gdpr balance

User can withdraw consent without penalty

gdpr consent no penalty

Consent has to be verifiable, and individuals generally have more rights where you rely on consent to process their data.

Remember that you can rely on other lawful bases apart from consent – for example, where processing is necessary for the purposes of your organisation’s or a third party’s legitimate interests.

You are not required to automatically ‘repaper’ or refresh all existing DPA consents in preparation for the GDPR. But if you rely on individuals’ consent to process their data, make sure it will meet the GDPR standard on being specific, granular, clear, prominent, opt-in, properly documented and easily withdrawn. If not, alter your consent mechanisms and seek fresh GDPR-compliant consent, or find an alternative to consent.

gdpr bans ticked opt in boxes

Next steps for the Article 29 Working Party

The Article 29 Working Party are due to publish guidelines on consent in 2017 and the latest timetable is for this to be agreed and adopted in December 2017.

 

Authors summary

*Marketing purposes = disallowed as consent

*Research purposes = disallowed as consent

*Pre ticked opt in boxes = disallowed as consent

*Takes 100 years to find the means to delete consent = disallowed as consent

The current business model of the Internet, where you are forced into consenting that they can resell your data to millions of third parties is about to be halted.  Go Europe!

 

Reference:

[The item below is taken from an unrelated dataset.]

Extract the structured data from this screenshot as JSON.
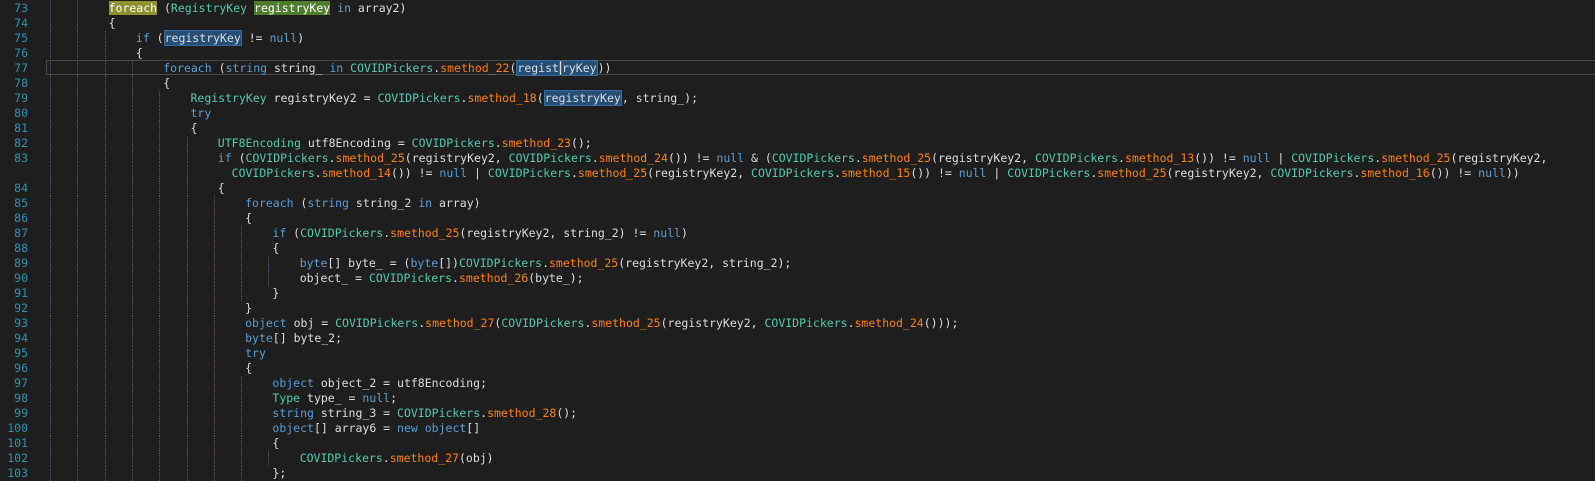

https://ico.org.uk/for-organisations/data-protection-reform/overview-of-the-gdpr/key-areas-to-consider/

https://ico.org.uk/media/about-the-ico/consultations/2013551/draft-gdpr-consent-guidance-for-consultation-201703.pdf

%d bloggers like this: